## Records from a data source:
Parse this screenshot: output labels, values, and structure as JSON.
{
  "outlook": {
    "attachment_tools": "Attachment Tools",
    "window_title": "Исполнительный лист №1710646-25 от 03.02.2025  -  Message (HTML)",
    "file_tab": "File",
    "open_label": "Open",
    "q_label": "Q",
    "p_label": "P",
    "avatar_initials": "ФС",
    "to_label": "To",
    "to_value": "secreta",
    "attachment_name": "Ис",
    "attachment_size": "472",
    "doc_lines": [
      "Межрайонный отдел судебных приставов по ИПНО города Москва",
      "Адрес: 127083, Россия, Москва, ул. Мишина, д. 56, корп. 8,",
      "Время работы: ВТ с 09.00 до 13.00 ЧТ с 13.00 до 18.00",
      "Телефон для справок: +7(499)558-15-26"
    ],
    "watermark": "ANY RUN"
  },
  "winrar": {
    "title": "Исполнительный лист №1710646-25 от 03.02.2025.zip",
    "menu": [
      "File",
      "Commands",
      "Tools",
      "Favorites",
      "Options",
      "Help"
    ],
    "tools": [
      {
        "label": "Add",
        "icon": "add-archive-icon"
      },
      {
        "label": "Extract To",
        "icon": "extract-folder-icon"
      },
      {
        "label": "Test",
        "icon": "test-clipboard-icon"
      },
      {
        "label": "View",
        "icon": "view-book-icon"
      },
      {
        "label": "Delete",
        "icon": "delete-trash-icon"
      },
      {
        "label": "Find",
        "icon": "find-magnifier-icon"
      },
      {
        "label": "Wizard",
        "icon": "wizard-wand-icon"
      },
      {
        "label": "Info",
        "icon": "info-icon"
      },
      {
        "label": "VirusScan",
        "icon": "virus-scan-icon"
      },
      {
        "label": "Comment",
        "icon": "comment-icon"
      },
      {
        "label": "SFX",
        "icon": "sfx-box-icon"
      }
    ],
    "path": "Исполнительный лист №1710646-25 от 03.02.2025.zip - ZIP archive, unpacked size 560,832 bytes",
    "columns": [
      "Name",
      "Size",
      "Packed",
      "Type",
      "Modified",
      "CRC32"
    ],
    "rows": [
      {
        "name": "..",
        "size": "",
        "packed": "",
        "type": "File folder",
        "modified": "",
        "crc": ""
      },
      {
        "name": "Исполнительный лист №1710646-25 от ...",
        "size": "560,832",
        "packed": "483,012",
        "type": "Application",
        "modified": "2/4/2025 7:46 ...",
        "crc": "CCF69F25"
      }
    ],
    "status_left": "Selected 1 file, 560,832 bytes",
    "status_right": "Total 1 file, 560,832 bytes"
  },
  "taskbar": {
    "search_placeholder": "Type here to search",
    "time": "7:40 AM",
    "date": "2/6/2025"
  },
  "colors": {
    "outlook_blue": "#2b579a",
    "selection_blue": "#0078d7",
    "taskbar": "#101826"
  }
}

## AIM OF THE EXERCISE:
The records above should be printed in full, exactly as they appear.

## SOLUTION:
Parse this screenshot: output labels, values, and structure as JSON.
{
  "outlook": {
    "attachment_tools": "Attachment Tools",
    "window_title": "Исполнительный лист №1710646-25 от 03.02.2025  -  Message (HTML)",
    "file_tab": "File",
    "open_label": "Open",
    "q_label": "Q",
    "p_label": "P",
    "avatar_initials": "ФС",
    "to_label": "To",
    "to_value": "secreta",
    "attachment_name": "Ис",
    "attachment_size": "472",
    "doc_lines": [
      "Межрайонный отдел судебных приставов по ИПНО города Москва",
      "Адрес: 127083, Россия, Москва, ул. Мишина, д. 56, корп. 8,",
      "Время работы: ВТ с 09.00 до 13.00 ЧТ с 13.00 до 18.00",
      "Телефон для справок: +7(499)558-15-26"
    ],
    "watermark": "ANY RUN"
  },
  "winrar": {
    "title": "Исполнительный лист №1710646-25 от 03.02.2025.zip",
    "menu": [
      "File",
      "Commands",
      "Tools",
      "Favorites",
      "Options",
      "Help"
    ],
    "tools": [
      {
        "label": "Add",
        "icon": "add-archive-icon"
      },
      {
        "label": "Extract To",
        "icon": "extract-folder-icon"
      },
      {
        "label": "Test",
        "icon": "test-clipboard-icon"
      },
      {
        "label": "View",
        "icon": "view-book-icon"
      },
      {
        "label": "Delete",
        "icon": "delete-trash-icon"
      },
      {
        "label": "Find",
        "icon": "find-magnifier-icon"
      },
      {
        "label": "Wizard",
        "icon": "wizard-wand-icon"
      },
      {
        "label": "Info",
        "icon": "info-icon"
      },
      {
        "label": "VirusScan",
        "icon": "virus-scan-icon"
      },
      {
        "label": "Comment",
        "icon": "comment-icon"
      },
      {
        "label": "SFX",
        "icon": "sfx-box-icon"
      }
    ],
    "path": "Исполнительный лист №1710646-25 от 03.02.2025.zip - ZIP archive, unpacked size 560,832 bytes",
    "columns": [
      "Name",
      "Size",
      "Packed",
      "Type",
      "Modified",
      "CRC32"
    ],
    "rows": [
      {
        "name": "..",
        "size": "",
        "packed": "",
        "type": "File folder",
        "modified": "",
        "crc": ""
      },
      {
        "name": "Исполнительный лист №1710646-25 от ...",
        "size": "560,832",
        "packed": "483,012",
        "type": "Application",
        "modified": "2/4/2025 7:46 ...",
        "crc": "CCF69F25"
      }
    ],
    "status_left": "Selected 1 file, 560,832 bytes",
    "status_right": "Total 1 file, 560,832 bytes"
  },
  "taskbar": {
    "search_placeholder": "Type here to search",
    "time": "7:40 AM",
    "date": "2/6/2025"
  },
  "colors": {
    "outlook_blue": "#2b579a",
    "selection_blue": "#0078d7",
    "taskbar": "#101826"
  }
}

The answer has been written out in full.